Usually, it’s Fanny and Lulu at the salt lick right after I give them a morning treat whether it’s an alfalfa square or an apple from the crabapple tree. But today it was Issachar. And he was so into it he even butted Kim out of the way when she tried to get a lick.
I didn’t get that on my video, but I thought I’d point out something that people have asked me about. Why do farmers cut sheep tails.
Farmers usually dock sheep’s tails not long after they are born. Sometimes they cut them other times they tie them with a tight band and the tail falls off after a couple of weeks. You might remember we did that will RobinIn.
In this video, you can clearly see Kim’s tail.
When we got Kim she was a few years old and had never had her tail docked. Sheep tails aren’t very long but they still collect feces especially in the spring when the grass is new and the animals often have diarrhea from it.
Kim is a karakul sheep. Karakuls are Asian desert sheep and they store water in their tail. On our farm there is always fresh water, so her tail is more of a nuance than anything else.
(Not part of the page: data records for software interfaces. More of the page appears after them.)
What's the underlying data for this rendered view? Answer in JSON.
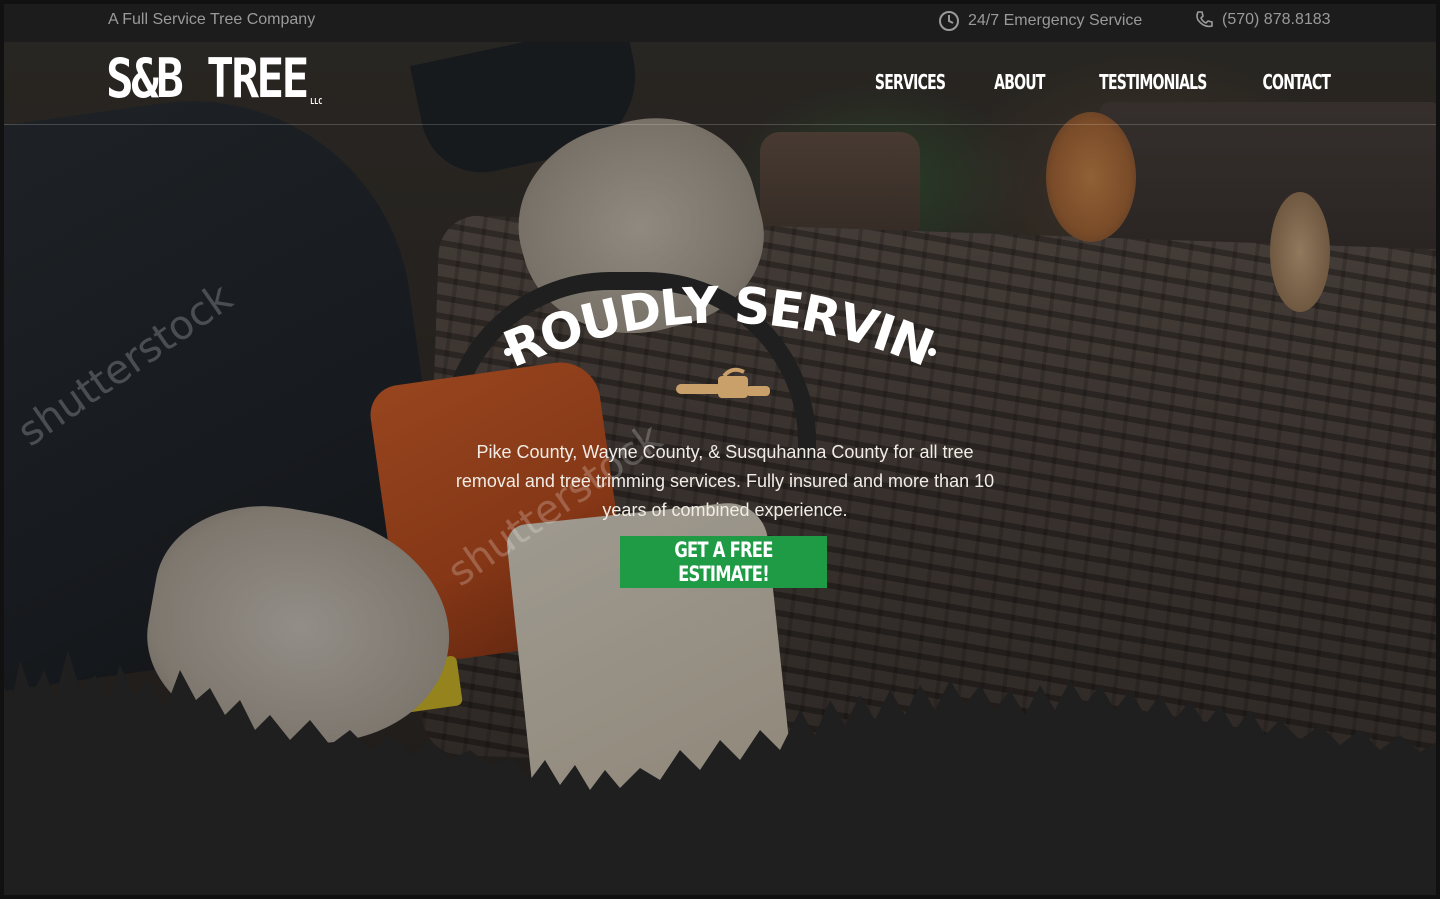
{
  "topbar": {
    "tagline": "A Full Service Tree Company",
    "emergency_text": "24/7 Emergency Service",
    "emergency_icon": "clock-icon",
    "phone_text": "(570) 878.8183",
    "phone_icon": "phone-icon"
  },
  "logo": {
    "text": "S&B TREE",
    "suffix": "LLC"
  },
  "nav": {
    "items": [
      "SERVICES",
      "ABOUT",
      "TESTIMONIALS",
      "CONTACT"
    ]
  },
  "hero": {
    "headline": "PROUDLY SERVING",
    "description": "Pike County, Wayne County,  & Susquhanna County for all tree removal and tree trimming services. Fully insured and more than 10 years of combined experience.",
    "cta_label": "GET A FREE ESTIMATE!",
    "watermark": "shutterstock"
  },
  "colors": {
    "accent_green": "#1f9a45",
    "saw_icon_tan": "#c9a06a",
    "background_dark": "#1f1f1f"
  }
}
Kim’s tail is pretty dirty right now. It’s might be the apples that are making her stool a bit soft. As the season moves on and I start feeding hay, her tail won’t look as bad as it does in this video. And when shearing time comes the wool from her tail will be thrown aside by Ian, our shearer so it doesn’t get mixed in with Kim’s fleece.
There is some self-cleaning that goes on with the sheep. Just like how the seeds that were stuck in Merricat’s wool a few days ago are now all gone.